PS Consultants - ideas & solutions

BT and Microsoft to get it together ..?
March 1998

It's one of those things that you simply have to pause a moment to take in.

Did I hear that correctly? Is this a wind up? Apparently not. There was some talk of it being a ever-so-slightly encouraged by a BT shareholder who wanted to see what happened to the price, but let's ignore that - in case it spoils a good story!

When he's not collecting pies in the gob from Belgian pranksters, Bill Gates is being rumoured to be looking seriously at acquiring British Telecom. For a world growing ever more accustomed to increasingly monumental take overs now that all pretence at control of monopolies seems to have been abandoned, Microsoft acquiring British Telecom is well within the bounds of credulity.

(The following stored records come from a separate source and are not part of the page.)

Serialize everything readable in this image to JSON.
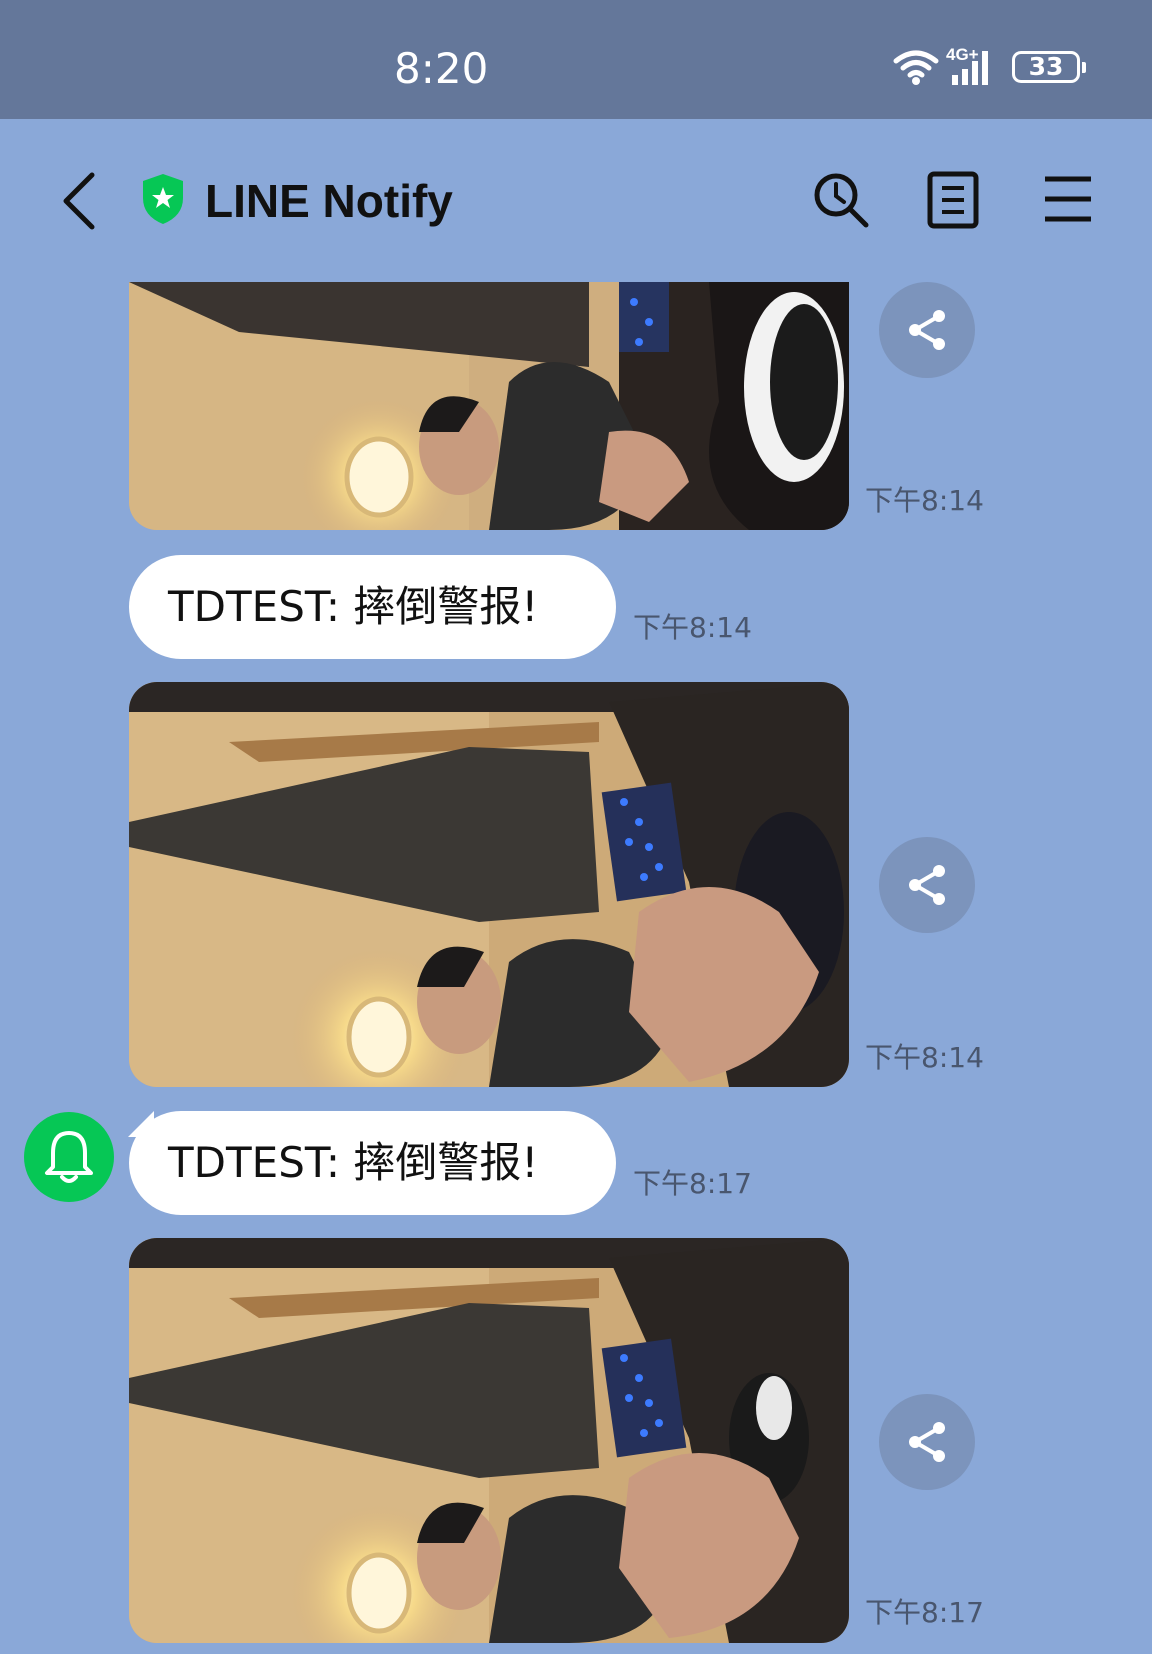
{
  "status_bar": {
    "time": "8:20",
    "network": "4G+",
    "battery": "33",
    "background": "#64779a"
  },
  "header": {
    "back_icon": "chevron-left-icon",
    "title": "LINE Notify",
    "shield_color": "#06c755",
    "actions": [
      "search-history-icon",
      "notes-icon",
      "menu-icon"
    ]
  },
  "messages": [
    {
      "type": "image",
      "time": "下午8:14",
      "description_icon": "camera-snapshot"
    },
    {
      "type": "text",
      "text": "TDTEST: 摔倒警报!",
      "time": "下午8:14"
    },
    {
      "type": "image",
      "time": "下午8:14",
      "description_icon": "camera-snapshot"
    },
    {
      "type": "text",
      "text": "TDTEST: 摔倒警报!",
      "time": "下午8:17",
      "avatar_icon": "bell-icon"
    },
    {
      "type": "image",
      "time": "下午8:17",
      "description_icon": "camera-snapshot"
    }
  ],
  "colors": {
    "chat_background": "#8aa8d8",
    "bubble": "#ffffff",
    "share_button": "#7c94bc",
    "avatar": "#06c755"
  }
}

And as Lloyd Grossperson would say, the clues are all there. Consider the events leading up to the announcement - which, if we dismiss the share hype theory for a moment, has the subtlety of an effort to sound out reaction to a rather significant commercial undertaking.

The fact that internet has attracted a generation of proactive users who would prefer to get their entertainment their own way, and not in the form of the lowest common denominations of the broadcast media has not gone unnoticed.

Everything that Microsoft does these days (since that famous "hardcore about the Internet speech) is predicated upon connectivity, which means telecommunications. Microsoft has shown a lot of interest in content and delivery of "streaming media", which many observers conclude is to stake out a territory for the Holy Grail of "video on demand".

In it's failed efforts to acquire MCI, British Telecom has shown all the negotiating skills of a man with a nervous twitch playing poker in the big league. Nevertheless, BT still hankers after "global reach"., and leagues don't come any bigger than Bill Gate's current ambitions to find ways to corral the Internet and media convergence in general.

In its world famous Martlesham Heath research facility, (an academic's throw from Cambridge where Gates has recently caused enormous excitement but dropping a little loose change to set up the first Microsoft R&D facility outside the USA) BT has a jewell that Bill Gates probably prizes highly. The "futurologists" of BT not only seem to have ideas, vision and technology, they have something else that is close to Mr Gates heart: a jolly handy monopoly, where a number of the original constraints and controls now appear to be negotiable with a government that will happily suck up to anyone rich and famous, willing to help out Our Leader's cherished objectives in the field of education.

For whilst the deregulation of the telco scene has diluted some aspects of BT's once unitary grip on the phone business, it is still so significantly larger than all its competition put together as to have sufficient monopoly influence to warm the cockles of Bill Gates heart.

Microsoft is presently somewhat beleaguered in the US courts, not just at Federal level, but also in a growing number of states, that are starting are taking pot shots at its business. At least with BT in the UK, they would only have to spend time and attention to smooze the Oftel regulation process.

Much of the rest of the US IT industry has begun to get it's message home to the people and the government, that far from being a benefactor to the crucial US information economy, Microsoft has outlived its purpose of rounding up a few unruly standards, and should now divest itself of large chunks of its core business - the operating system - and allow progress and technical excellence a chance once again. The US government has reputedly had problems with countries like Russia, China and India balking at the idea of paying the "Gates Tax" on every computer, and the US industry faces a very real chance of finding these market wrenched away as other countries adopt indigenous versions of perfectly viable freeware operating systems like Linux. Yankee go home, indeed.

If Gates were to control the influence and resource of BT with its existing strategic alliances, he would have much less need of continued control of the operating system anyway, and could concentrate on securing the markets for his content and applications. And we can expect to see another famous sudden about-turn to embrace the idea of the network computer once he owns the network and what the network has to deliver.

Bill Gates has been round to number ten in the wake of other celebrities. Presumably not to check if some previous visitor has left a half-smoked spliff in an ashtray, but to play power politics over deals for schools. And as we have seen, Tony Blair's good offices with Zipper Clinton might be seen as presenting a handy opportunity to present the benefits of bending over and adopting the position with Microsoft, to both leaders at once.

As I said at the outset of this piece, I do hope that there isn't a BT shareholder who started the rumour, reading this and laughing aloud. It would indeed spoil an otherwise good story...